Summer can be a dry period for films other than action flicks or comedies, so it’s refreshing to see that cinemas are currently screening a more varied programme, and no less than four Romanian films of different genres, approaches, and wildly differing content.
Claudiu Mitcu and Ileana Bîrsan’s Procesul/The Trial (opening photo) is a documentary with a dramatic subject: a former army officer accused of complicity to murder and his struggle to prove his innocence, taking the case up to the European Court of Human Rights, which decided in his favour in 2012. Carried by a charismatic protagonist (not a given in documentaries), the film is a gripping look at how the judicial system works (or does not). Not an easy or comfortable watch, but a though-provoking one as the audience is invited to draw their own conclusions on the case.
Liviu Marghidan’s Străjerii/The Sentries is a novelty for local screens, namely an adventure film for children. It has all the ingredients of a successful family pic: a lot of adorable children, a camp in the mountains, and the adrenaline rush as one of the boys gets lots. It’s a shame though that the film feels so sedated despite the very promising setup, the spectacular scenery, and the admittedly adorable kids. What is does well, though, is its documentary-like observation of the children and their dynamics, which feels very immediate and intimate.
To stay with the documentary form, the spectacular România Neîmlânzită/Untamed Romania is also still screening after having premiered in March; I assume because it has been commissioned for the occasion of the Centenary and the year is still on. It is an eye-popping look at Romanian’s nature and wildlife and very much worth your time. You can find more details on the film here.
Finally, Bogdan Theodor Olteanu’s Câteva conversații despre o fată foarte înaltă/Several Conversations about a Very Tall Girl has already been making the rounds as the “lesbian movie”, which is of course a crass simplification of an insightful look at love, identity, and a young, urban generation not afraid to be who they are, but still struggling with notions of “tradition” and “propriety”. It is also not strictly speaking the first Romanian film on sapphic love, but it is indeed the first one to handle the topic so overtly, and in such an assured and unapologetic manner. It is the story of two young women getting to know each other online and discovering they have a former lover in common, namely the eponymous tall lady. They meet, and a tentative romance begins, but there are so many factors that might endanger the newly formed bond.
All four features are currently screened in Bucharest and in several cities throughout the country.
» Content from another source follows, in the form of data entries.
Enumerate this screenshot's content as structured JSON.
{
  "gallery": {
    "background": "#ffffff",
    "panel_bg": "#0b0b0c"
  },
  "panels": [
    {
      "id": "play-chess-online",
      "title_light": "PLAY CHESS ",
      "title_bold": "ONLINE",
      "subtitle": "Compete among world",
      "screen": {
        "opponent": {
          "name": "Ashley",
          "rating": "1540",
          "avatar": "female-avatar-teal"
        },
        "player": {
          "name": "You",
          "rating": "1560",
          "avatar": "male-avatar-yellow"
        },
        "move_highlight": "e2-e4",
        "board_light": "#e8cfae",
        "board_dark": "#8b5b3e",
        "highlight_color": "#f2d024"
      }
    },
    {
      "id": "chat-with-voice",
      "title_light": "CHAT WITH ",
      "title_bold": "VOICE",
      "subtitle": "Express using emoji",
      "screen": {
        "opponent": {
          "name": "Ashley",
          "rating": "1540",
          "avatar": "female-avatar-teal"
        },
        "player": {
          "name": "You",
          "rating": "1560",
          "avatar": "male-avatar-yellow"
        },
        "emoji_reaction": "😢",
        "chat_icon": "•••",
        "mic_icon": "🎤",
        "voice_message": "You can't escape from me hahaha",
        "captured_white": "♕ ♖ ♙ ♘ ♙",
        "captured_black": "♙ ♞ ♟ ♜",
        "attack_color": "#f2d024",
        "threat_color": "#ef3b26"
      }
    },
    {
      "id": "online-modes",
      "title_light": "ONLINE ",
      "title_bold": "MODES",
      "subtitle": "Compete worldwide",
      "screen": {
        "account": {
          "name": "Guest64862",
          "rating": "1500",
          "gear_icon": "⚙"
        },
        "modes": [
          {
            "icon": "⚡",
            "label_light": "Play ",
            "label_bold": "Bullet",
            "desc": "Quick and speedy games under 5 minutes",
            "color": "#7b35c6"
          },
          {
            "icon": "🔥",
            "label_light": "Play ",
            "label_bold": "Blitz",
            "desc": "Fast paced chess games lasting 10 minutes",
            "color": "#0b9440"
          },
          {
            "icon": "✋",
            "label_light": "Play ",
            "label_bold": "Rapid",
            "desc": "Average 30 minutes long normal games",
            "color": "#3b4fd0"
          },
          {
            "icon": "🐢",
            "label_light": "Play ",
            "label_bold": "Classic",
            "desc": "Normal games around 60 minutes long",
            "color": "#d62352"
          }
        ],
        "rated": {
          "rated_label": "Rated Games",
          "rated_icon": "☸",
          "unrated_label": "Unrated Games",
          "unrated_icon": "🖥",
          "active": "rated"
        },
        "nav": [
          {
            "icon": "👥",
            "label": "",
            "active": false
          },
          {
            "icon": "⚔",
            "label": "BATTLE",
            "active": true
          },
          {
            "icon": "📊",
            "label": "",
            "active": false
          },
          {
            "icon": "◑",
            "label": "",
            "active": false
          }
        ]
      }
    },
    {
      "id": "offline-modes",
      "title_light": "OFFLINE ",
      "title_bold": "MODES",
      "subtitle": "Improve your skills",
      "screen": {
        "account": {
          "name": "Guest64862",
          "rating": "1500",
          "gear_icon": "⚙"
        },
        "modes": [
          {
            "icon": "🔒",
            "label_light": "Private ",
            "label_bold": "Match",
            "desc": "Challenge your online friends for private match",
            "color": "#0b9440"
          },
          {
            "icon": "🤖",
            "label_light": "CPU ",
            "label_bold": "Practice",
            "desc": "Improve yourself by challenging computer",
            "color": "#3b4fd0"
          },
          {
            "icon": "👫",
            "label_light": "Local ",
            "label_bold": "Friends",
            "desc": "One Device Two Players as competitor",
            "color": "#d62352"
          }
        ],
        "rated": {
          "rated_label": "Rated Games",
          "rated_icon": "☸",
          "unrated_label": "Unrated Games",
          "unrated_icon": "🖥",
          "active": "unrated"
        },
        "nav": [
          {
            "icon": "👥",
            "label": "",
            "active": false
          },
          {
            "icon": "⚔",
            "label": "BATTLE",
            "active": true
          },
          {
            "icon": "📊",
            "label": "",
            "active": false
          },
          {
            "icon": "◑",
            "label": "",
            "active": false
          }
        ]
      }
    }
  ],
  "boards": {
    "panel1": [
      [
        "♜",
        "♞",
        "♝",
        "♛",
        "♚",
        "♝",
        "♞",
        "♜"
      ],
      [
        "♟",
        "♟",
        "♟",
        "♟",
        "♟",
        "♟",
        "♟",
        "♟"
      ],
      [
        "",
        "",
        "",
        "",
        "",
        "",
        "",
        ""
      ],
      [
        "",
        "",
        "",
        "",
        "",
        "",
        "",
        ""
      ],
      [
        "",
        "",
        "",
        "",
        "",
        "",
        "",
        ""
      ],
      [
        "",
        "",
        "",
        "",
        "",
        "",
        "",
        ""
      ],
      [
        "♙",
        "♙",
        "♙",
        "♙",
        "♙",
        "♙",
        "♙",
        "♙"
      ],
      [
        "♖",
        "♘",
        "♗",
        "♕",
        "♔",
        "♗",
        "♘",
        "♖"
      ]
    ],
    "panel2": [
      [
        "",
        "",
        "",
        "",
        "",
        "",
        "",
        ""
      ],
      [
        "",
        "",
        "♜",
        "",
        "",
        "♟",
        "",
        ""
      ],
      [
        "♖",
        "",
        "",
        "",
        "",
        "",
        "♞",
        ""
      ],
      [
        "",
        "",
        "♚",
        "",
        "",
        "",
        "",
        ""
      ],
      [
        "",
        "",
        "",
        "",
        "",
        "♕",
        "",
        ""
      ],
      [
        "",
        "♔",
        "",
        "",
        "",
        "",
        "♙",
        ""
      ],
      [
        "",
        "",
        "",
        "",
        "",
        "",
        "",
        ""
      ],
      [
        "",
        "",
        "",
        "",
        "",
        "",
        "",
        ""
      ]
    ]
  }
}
Various film festivals feature them, and for the regular cinema programme, you can check the dates and locations on Cinemagia.ro.
By Ioana Moldova, columnist
(Photo source: astrafilm.ro)